## WORK INSTRUCTIONS
An unchanged copy of each entry below is needed; keep the pictures out of it.

## SUPPLIED ENTRIES

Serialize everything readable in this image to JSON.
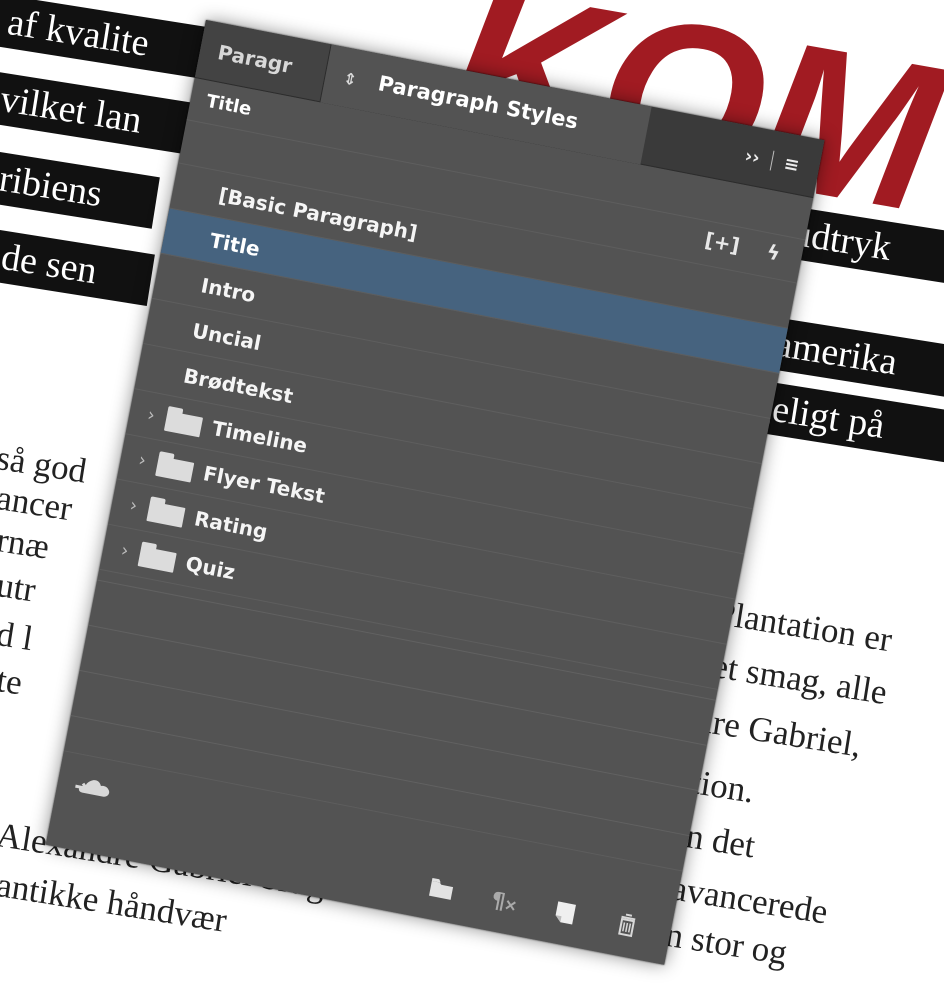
{
  "document": {
    "headline_fragment": "KOM",
    "bands": [
      {
        "text": "e af kvalite"
      },
      {
        "text": "hvilket lan"
      },
      {
        "text": "aribiens"
      },
      {
        "text": "nde sen"
      },
      {
        "text": "udtryk"
      },
      {
        "text": "amerika"
      },
      {
        "text": "geligt på"
      }
    ],
    "body_lines": [
      {
        "text": "så god"
      },
      {
        "text": "ancer"
      },
      {
        "text": "rnæ"
      },
      {
        "text": "utr"
      },
      {
        "text": "d l"
      },
      {
        "text": "te"
      },
      {
        "text": "Plantation er"
      },
      {
        "text": "et smag, alle"
      },
      {
        "text": "dre Gabriel,"
      },
      {
        "text": "ektion."
      },
      {
        "text": "han det"
      },
      {
        "text": "est avancerede"
      },
      {
        "text": "at en stor og"
      },
      {
        "text": "Alexandre Gabriel bruger dis"
      },
      {
        "text": "antikke håndvær"
      }
    ]
  },
  "panel": {
    "tabs": [
      {
        "label": "Paragr"
      },
      {
        "label": "Paragraph Styles"
      }
    ],
    "current_style": "Title",
    "styles": [
      {
        "label": "[Basic Paragraph]",
        "type": "style",
        "selected": false
      },
      {
        "label": "Title",
        "type": "style",
        "selected": true
      },
      {
        "label": "Intro",
        "type": "style",
        "selected": false
      },
      {
        "label": "Uncial",
        "type": "style",
        "selected": false
      },
      {
        "label": "Brødtekst",
        "type": "style",
        "selected": false
      },
      {
        "label": "Timeline",
        "type": "folder",
        "selected": false
      },
      {
        "label": "Flyer Tekst",
        "type": "folder",
        "selected": false
      },
      {
        "label": "Rating",
        "type": "folder",
        "selected": false
      },
      {
        "label": "Quiz",
        "type": "folder",
        "selected": false
      }
    ],
    "icons": {
      "tab_updown": "updown-arrow-icon",
      "expand": "double-chevron-icon",
      "menu": "hamburger-menu-icon",
      "new_style": "plus-box-icon",
      "clear_override": "lightning-icon",
      "cloud": "cloud-sync-icon",
      "new_group": "folder-icon",
      "clear_overrides_footer": "paragraph-clear-icon",
      "new_style_footer": "new-page-icon",
      "delete": "trash-icon"
    },
    "colors": {
      "panel_bg": "#535353",
      "tabbar_bg": "#3a3a3a",
      "selection": "#46637f",
      "headline_red": "#a11b22"
    }
  }
}
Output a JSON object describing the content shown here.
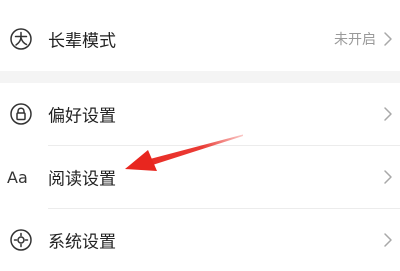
{
  "settings": {
    "elder_mode": {
      "label": "长辈模式",
      "value": "未开启",
      "icon": "elder-mode-icon"
    },
    "preferences": {
      "label": "偏好设置",
      "icon": "lock-icon"
    },
    "reading": {
      "label": "阅读设置",
      "icon_text": "Aa"
    },
    "system": {
      "label": "系统设置",
      "icon": "gear-icon"
    }
  },
  "colors": {
    "annotation_arrow": "#e8261f",
    "section_gap": "#f4f4f4"
  }
}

## ANSWER TO THIS TASK
Serialize everything readable in this image to JSON.
{
  "document": {
    "headline_fragment": "KOM",
    "bands": [
      {
        "text": "e af kvalite"
      },
      {
        "text": "hvilket lan"
      },
      {
        "text": "aribiens"
      },
      {
        "text": "nde sen"
      },
      {
        "text": "udtryk"
      },
      {
        "text": "amerika"
      },
      {
        "text": "geligt på"
      }
    ],
    "body_lines": [
      {
        "text": "så god"
      },
      {
        "text": "ancer"
      },
      {
        "text": "rnæ"
      },
      {
        "text": "utr"
      },
      {
        "text": "d l"
      },
      {
        "text": "te"
      },
      {
        "text": "Plantation er"
      },
      {
        "text": "et smag, alle"
      },
      {
        "text": "dre Gabriel,"
      },
      {
        "text": "ektion."
      },
      {
        "text": "han det"
      },
      {
        "text": "est avancerede"
      },
      {
        "text": "at en stor og"
      },
      {
        "text": "Alexandre Gabriel bruger dis"
      },
      {
        "text": "antikke håndvær"
      }
    ]
  },
  "panel": {
    "tabs": [
      {
        "label": "Paragr"
      },
      {
        "label": "Paragraph Styles"
      }
    ],
    "current_style": "Title",
    "styles": [
      {
        "label": "[Basic Paragraph]",
        "type": "style",
        "selected": false
      },
      {
        "label": "Title",
        "type": "style",
        "selected": true
      },
      {
        "label": "Intro",
        "type": "style",
        "selected": false
      },
      {
        "label": "Uncial",
        "type": "style",
        "selected": false
      },
      {
        "label": "Brødtekst",
        "type": "style",
        "selected": false
      },
      {
        "label": "Timeline",
        "type": "folder",
        "selected": false
      },
      {
        "label": "Flyer Tekst",
        "type": "folder",
        "selected": false
      },
      {
        "label": "Rating",
        "type": "folder",
        "selected": false
      },
      {
        "label": "Quiz",
        "type": "folder",
        "selected": false
      }
    ],
    "icons": {
      "tab_updown": "updown-arrow-icon",
      "expand": "double-chevron-icon",
      "menu": "hamburger-menu-icon",
      "new_style": "plus-box-icon",
      "clear_override": "lightning-icon",
      "cloud": "cloud-sync-icon",
      "new_group": "folder-icon",
      "clear_overrides_footer": "paragraph-clear-icon",
      "new_style_footer": "new-page-icon",
      "delete": "trash-icon"
    },
    "colors": {
      "panel_bg": "#535353",
      "tabbar_bg": "#3a3a3a",
      "selection": "#46637f",
      "headline_red": "#a11b22"
    }
  }
}
Output a JSON object describing the content shown here.
{
  "settings": {
    "elder_mode": {
      "label": "长辈模式",
      "value": "未开启",
      "icon": "elder-mode-icon"
    },
    "preferences": {
      "label": "偏好设置",
      "icon": "lock-icon"
    },
    "reading": {
      "label": "阅读设置",
      "icon_text": "Aa"
    },
    "system": {
      "label": "系统设置",
      "icon": "gear-icon"
    }
  },
  "colors": {
    "annotation_arrow": "#e8261f",
    "section_gap": "#f4f4f4"
  }
}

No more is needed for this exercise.